For sure the micro4/3 camera will not give you the same IQ results as a Sony a7 or a Canon or Nikon full frame camera at maximum enlargements, but if you're hand holding maybe its true that you won't get the difference either.

Not to mention that focus accuracy may actually make the DSLR image of lower quality (see back focus / front focus which drove me nuts with my DSLR cameras). Ironically enough I went to Micro4/3 because I wanted to get sharper images (because out of focus is not sharp). So why carry around a lump of a camera and a triod when you're not going to take the time anyway?



True flexibility predates "systems"

Which leads me to lenses. One of the really nice features of micro4/3 (well and the NEX cameras which also have short focal flange distance) is that you can get some great lenses for not much money which can give you the opportunity learn. This is because not only can you take advantage of what your maker provides, but what almost every other maker provides. Systems are intended to lock you in to their stable.

Sure, you may not need many lenses, you can go get a 12-40mm zoom and then a 45-200 zoom and have the whole range covered, but will you actually get:
  • shallow DoF with those?
  • better Bokeh?
  • better value for money?
  • better photographs?
  • learn about photographic vision?
Maybe ... maybe not.

For instance I love experimenting with lenses to get a look I like, I also like to be in control. So naturally I like manual focus lenses. Last weekend I was at the funeral for my wifes grandmother (rest her soul)  and of the many good images I took, I took this image with my GH1 and the Pentax 110 70mm f2.8 lens.


The background is rendered a little out of focus which gives it nice concentration on the subject. If I had used a modern zoom it would probably have been f5.6 and the background would have been much sharper and more distracting.

Of course I could have spend nearly a thousand dollars on a new Oly 75mm f1.8, but would it have been any sharper? One can see that its actually quite sharp (again, click for larger).


Not bad for an old $50 lens hand held.

My point here is that for people who actually want to make images that acquiring the gear (yes I have GAS) should be guided by selecting something beneficial and something which will actually help you along on your journey of making images (and learning about photography). Unless you collect gear for the sake of collecting gear (not a bad hobby by the way), understanding the why and how will guide you into developing an eye into what you buy.

Having said that, equally just picking up a an outlandish bargain can prove educational in just playing with something fun.
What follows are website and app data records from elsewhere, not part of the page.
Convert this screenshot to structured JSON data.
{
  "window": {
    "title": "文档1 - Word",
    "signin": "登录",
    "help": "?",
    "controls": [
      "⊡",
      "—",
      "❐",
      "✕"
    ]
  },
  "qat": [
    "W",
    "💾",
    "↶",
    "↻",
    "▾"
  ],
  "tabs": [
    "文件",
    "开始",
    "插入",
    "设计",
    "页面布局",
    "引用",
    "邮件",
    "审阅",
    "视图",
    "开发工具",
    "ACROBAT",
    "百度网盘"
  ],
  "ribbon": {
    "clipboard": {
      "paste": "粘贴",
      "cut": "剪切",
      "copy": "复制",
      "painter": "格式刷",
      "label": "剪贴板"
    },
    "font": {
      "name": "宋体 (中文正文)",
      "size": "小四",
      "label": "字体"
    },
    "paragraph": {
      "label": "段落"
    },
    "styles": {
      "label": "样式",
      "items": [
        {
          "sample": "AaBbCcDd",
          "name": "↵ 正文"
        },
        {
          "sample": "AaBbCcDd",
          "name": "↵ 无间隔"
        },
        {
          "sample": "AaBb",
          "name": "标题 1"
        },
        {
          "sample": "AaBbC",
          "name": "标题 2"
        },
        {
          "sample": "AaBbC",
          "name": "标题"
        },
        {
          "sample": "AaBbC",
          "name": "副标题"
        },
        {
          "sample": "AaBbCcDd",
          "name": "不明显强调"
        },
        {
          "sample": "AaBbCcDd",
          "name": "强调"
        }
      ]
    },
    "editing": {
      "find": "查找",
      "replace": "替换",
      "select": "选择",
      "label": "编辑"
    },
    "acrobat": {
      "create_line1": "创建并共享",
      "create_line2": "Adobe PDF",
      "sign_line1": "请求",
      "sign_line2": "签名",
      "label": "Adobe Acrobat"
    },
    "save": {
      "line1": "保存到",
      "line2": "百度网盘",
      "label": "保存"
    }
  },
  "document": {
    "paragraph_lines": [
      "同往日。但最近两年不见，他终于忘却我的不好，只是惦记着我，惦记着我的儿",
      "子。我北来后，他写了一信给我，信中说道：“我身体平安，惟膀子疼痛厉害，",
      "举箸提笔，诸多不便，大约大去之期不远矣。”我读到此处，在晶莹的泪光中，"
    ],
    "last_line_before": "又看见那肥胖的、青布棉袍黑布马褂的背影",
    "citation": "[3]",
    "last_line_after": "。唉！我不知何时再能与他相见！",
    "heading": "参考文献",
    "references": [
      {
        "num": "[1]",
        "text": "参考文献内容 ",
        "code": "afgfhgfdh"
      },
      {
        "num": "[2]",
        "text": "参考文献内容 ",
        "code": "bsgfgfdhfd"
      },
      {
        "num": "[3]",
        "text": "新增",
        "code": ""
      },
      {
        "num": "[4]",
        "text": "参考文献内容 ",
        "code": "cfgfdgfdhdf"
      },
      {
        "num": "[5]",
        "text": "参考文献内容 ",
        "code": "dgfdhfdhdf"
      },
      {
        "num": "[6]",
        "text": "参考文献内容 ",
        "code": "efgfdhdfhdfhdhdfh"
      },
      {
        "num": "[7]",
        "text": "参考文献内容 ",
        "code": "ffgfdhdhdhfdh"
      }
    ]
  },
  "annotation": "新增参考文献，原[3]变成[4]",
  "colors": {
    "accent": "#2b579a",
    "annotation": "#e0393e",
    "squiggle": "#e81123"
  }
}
Good images are ones you like, its important to see that and important to learn about what the tools do to enable you to make that photographic vision leap out. Its not about "full frame" (unless you have a specific reason) or about adding more megapixels or having a "all in one zoom". Its about getting images that make you happy and develop your photographic spirit.

The wonderful things about right now in photography is there are oodles of choices in gear available without spending a fortune and dabbling and learning will enrich your life for not a lot of money.
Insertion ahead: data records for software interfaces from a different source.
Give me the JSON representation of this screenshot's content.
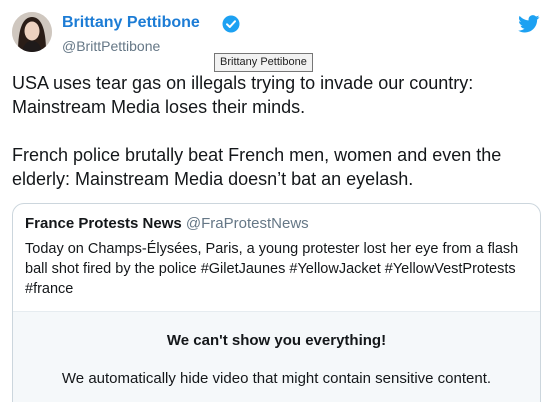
{
  "author": {
    "display_name": "Brittany Pettibone",
    "handle": "@BrittPettibone",
    "verified": true,
    "tooltip": "Brittany Pettibone"
  },
  "tweet": {
    "paragraphs": [
      "USA uses tear gas on illegals trying to invade our country: Mainstream Media loses their minds.",
      "French police brutally beat French men, women and even the elderly: Mainstream Media doesn’t bat an eyelash."
    ]
  },
  "quoted_tweet": {
    "name": "France Protests News",
    "handle": "@FraProtestNews",
    "text": "Today on Champs-Élysées, Paris, a young protester lost her eye from a flash ball shot fired by the police #GiletJaunes #YellowJacket #YellowVestProtests #france",
    "sensitive_notice": {
      "title": "We can't show you everything!",
      "body": "We automatically hide video that might contain sensitive content."
    }
  },
  "colors": {
    "link_blue": "#1c7cd5",
    "twitter_blue": "#1da1f2",
    "secondary_text": "#657786"
  },
  "icons": {
    "verified": "verified-badge-icon",
    "brand": "twitter-bird-icon"
  }
}
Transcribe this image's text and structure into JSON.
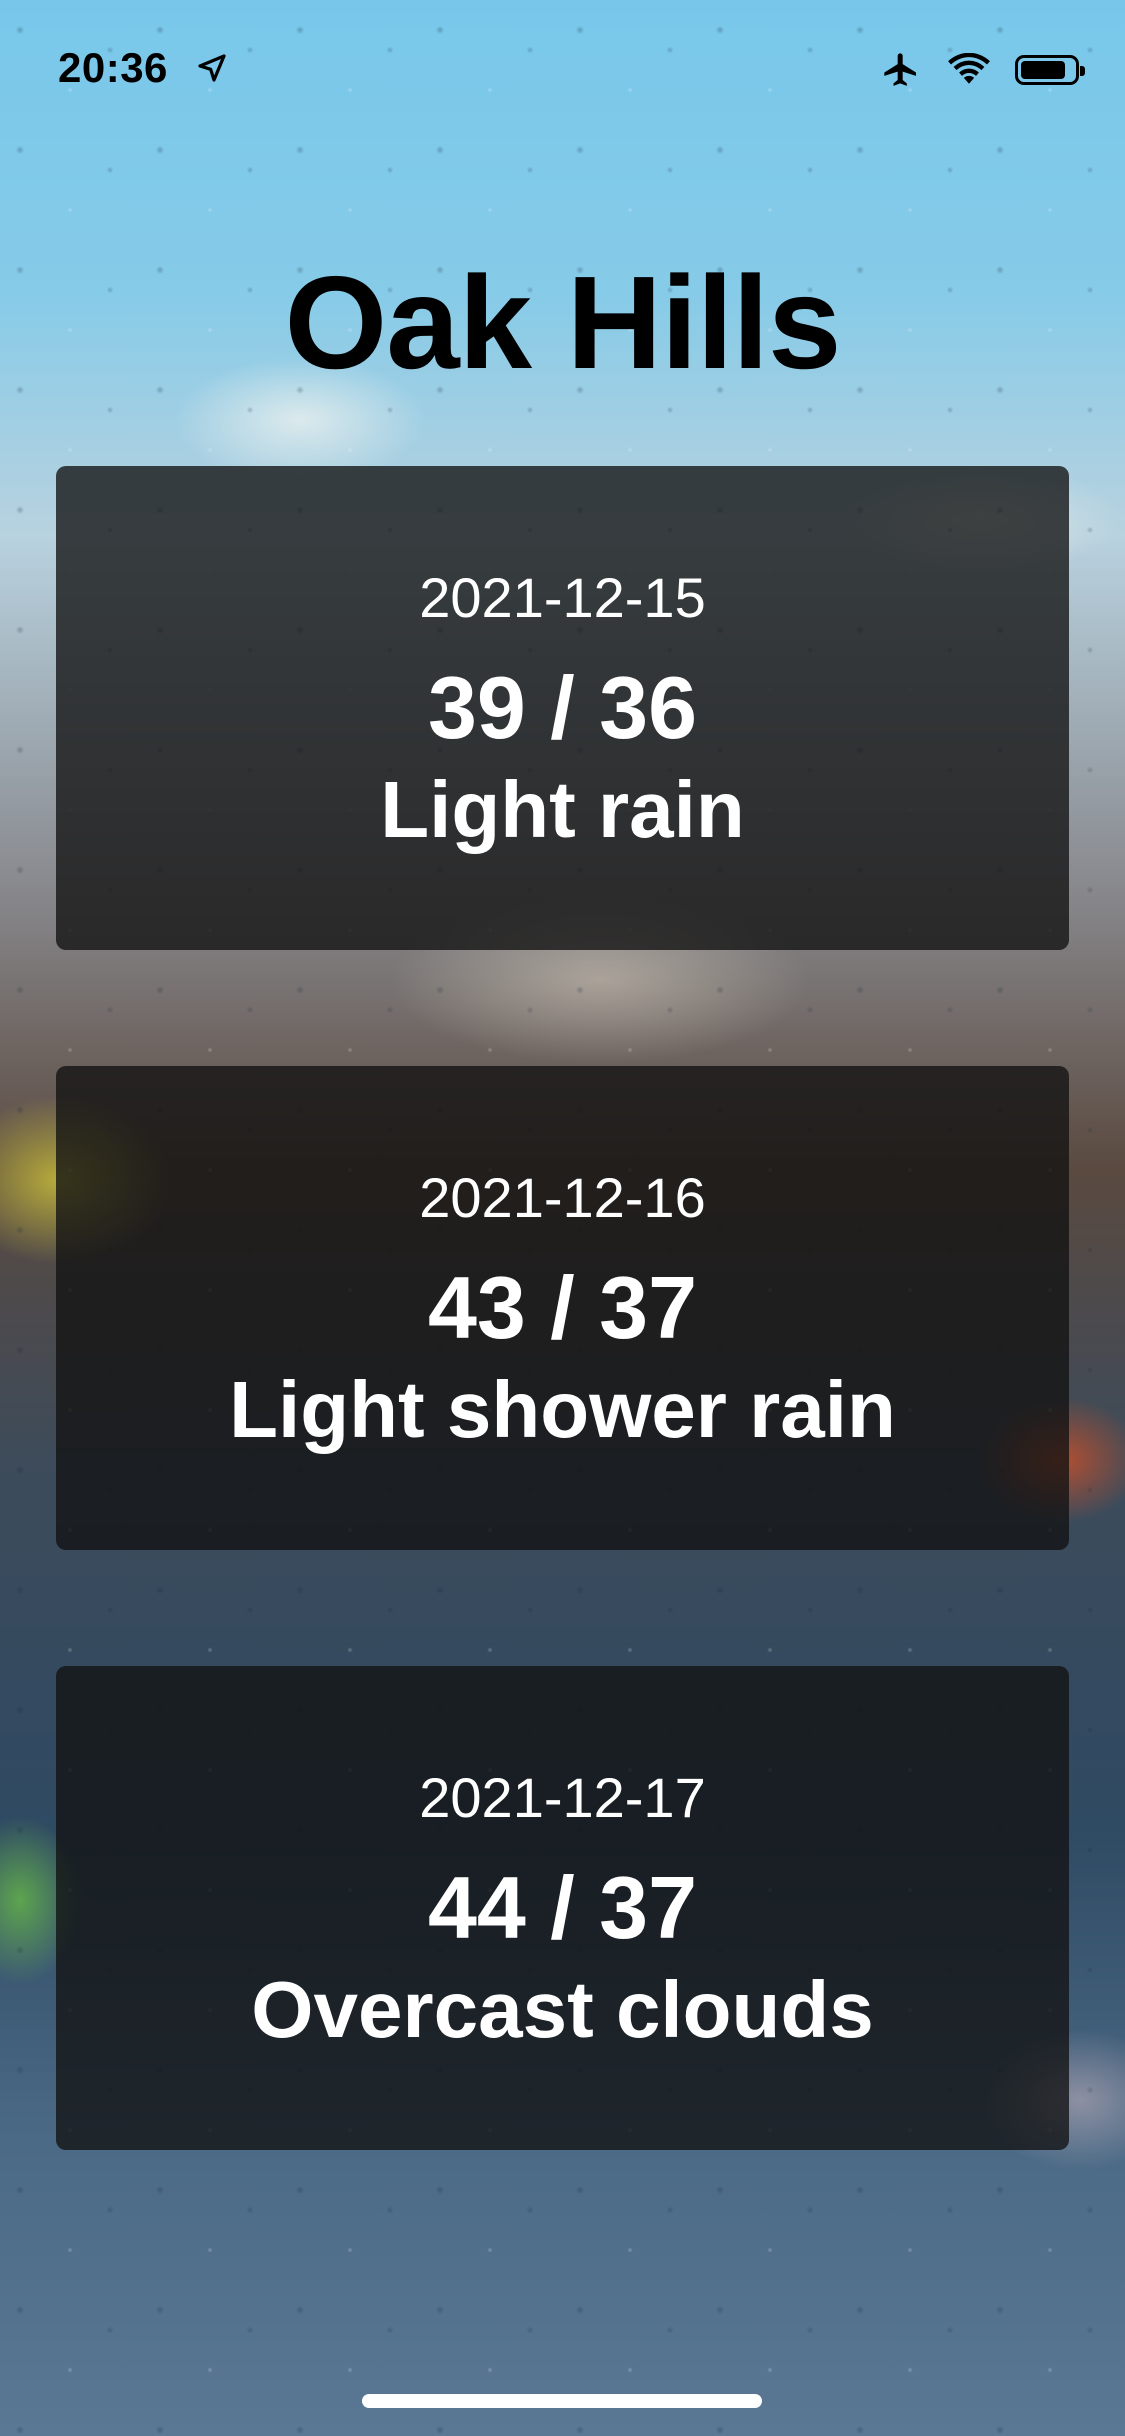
{
  "status_bar": {
    "time": "20:36",
    "icons": [
      "location-arrow-icon",
      "airplane-icon",
      "wifi-icon",
      "battery-icon"
    ],
    "battery_level": 0.85
  },
  "city": "Oak Hills",
  "forecast": [
    {
      "date": "2021-12-15",
      "temp": "39 / 36",
      "description": "Light rain"
    },
    {
      "date": "2021-12-16",
      "temp": "43 / 37",
      "description": "Light shower rain"
    },
    {
      "date": "2021-12-17",
      "temp": "44 / 37",
      "description": "Overcast clouds"
    }
  ],
  "colors": {
    "card_background": "#121212",
    "title_text": "#000000",
    "card_text": "#ffffff"
  }
}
Some food for thought


Pentax 110 50mm f2.8 lens on GF1

Holga plastic pinhole camera 120 Roll film

12mm Computar f1.3 TV lens on G1

90mm Fujinon on 6x12 roll film
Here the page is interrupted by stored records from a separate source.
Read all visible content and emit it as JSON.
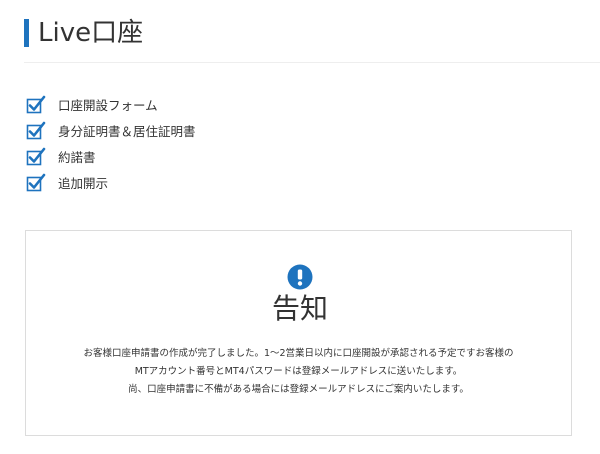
{
  "header": {
    "title": "Live口座"
  },
  "checklist": [
    {
      "label": "口座開設フォーム",
      "checked": true
    },
    {
      "label": "身分証明書＆居住証明書",
      "checked": true
    },
    {
      "label": "約諾書",
      "checked": true
    },
    {
      "label": "追加開示",
      "checked": true
    }
  ],
  "notice": {
    "icon": "exclamation-circle-icon",
    "title": "告知",
    "lines": [
      "お客様口座申請書の作成が完了しました。1～2営業日以内に口座開設が承認される予定ですお客様の",
      "MTアカウント番号とMT4パスワードは登録メールアドレスに送いたします。",
      "尚、口座申請書に不備がある場合には登録メールアドレスにご案内いたします。"
    ]
  },
  "colors": {
    "accent": "#1e73be",
    "check": "#1e73be",
    "text": "#333333",
    "border": "#dcdcdc"
  }
}
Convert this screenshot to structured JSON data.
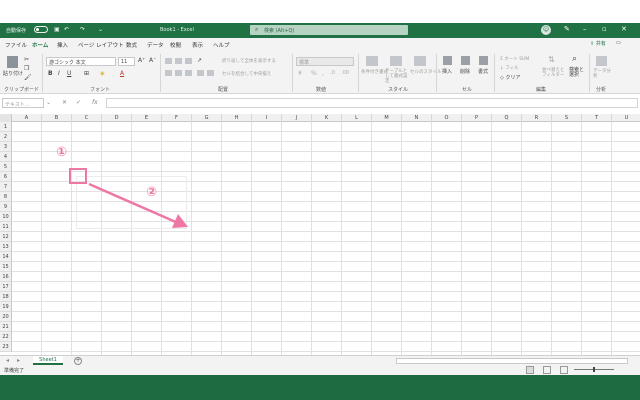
{
  "titlebar": {
    "autosave_label": "自動保存",
    "autosave_state": "オフ",
    "title": "Book1 - Excel",
    "search_placeholder": "検索 (Alt+Q)"
  },
  "tabs": [
    "ファイル",
    "ホーム",
    "挿入",
    "ページ レイアウト",
    "数式",
    "データ",
    "校閲",
    "表示",
    "ヘルプ"
  ],
  "active_tab": "ホーム",
  "share_label": "共有",
  "ribbon": {
    "clipboard_label": "クリップボード",
    "paste_label": "貼り付け",
    "font_label": "フォント",
    "font_name": "游ゴシック 本文",
    "font_size": "11",
    "alignment_label": "配置",
    "wrap_text": "折り返して全体を表示する",
    "merge_center": "セルを結合して中央揃え",
    "number_label": "数値",
    "number_format": "標準",
    "styles_label": "スタイル",
    "cond_format": "条件付き書式",
    "format_table": "テーブルとして書式設定",
    "cell_styles": "セルのスタイル",
    "cells_label": "セル",
    "insert": "挿入",
    "delete": "削除",
    "format": "書式",
    "editing_label": "編集",
    "autosum": "オート SUM",
    "fill": "フィル",
    "clear": "クリア",
    "sort_filter": "並べ替えとフィルター",
    "find_select": "検索と選択",
    "analysis_label": "分析",
    "analyze_data": "データ分析"
  },
  "formula_bar": {
    "namebox_placeholder": "テキスト..."
  },
  "columns": [
    "A",
    "B",
    "C",
    "D",
    "E",
    "F",
    "G",
    "H",
    "I",
    "J",
    "K",
    "L",
    "M",
    "N",
    "O",
    "P",
    "Q",
    "R",
    "S",
    "T",
    "U"
  ],
  "rows": [
    "1",
    "2",
    "3",
    "4",
    "5",
    "6",
    "7",
    "8",
    "9",
    "10",
    "11",
    "12",
    "13",
    "14",
    "15",
    "16",
    "17",
    "18",
    "19",
    "20",
    "21",
    "22",
    "23"
  ],
  "sheet_tab": "Sheet1",
  "status": "準備完了",
  "annotations": {
    "step1": "①",
    "step2": "②"
  },
  "colors": {
    "excel_green": "#207245",
    "annotation_pink": "#ee77a6"
  }
}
So go out and have fun with your camera! (don't just sit around looking at camera gear)

2 comments:

Jao van de Lagemaat said...

> So go out and have fun with your camera!

Very good advice. I like your top view camera image!

Yu-Lin Chan said...

When it's all said and done, a good image would be the reward that all the expenses of gear is at least partially justified :)

Some very fine images in this piece. It's not what gear you use; it how much fun and joy you can have from using it.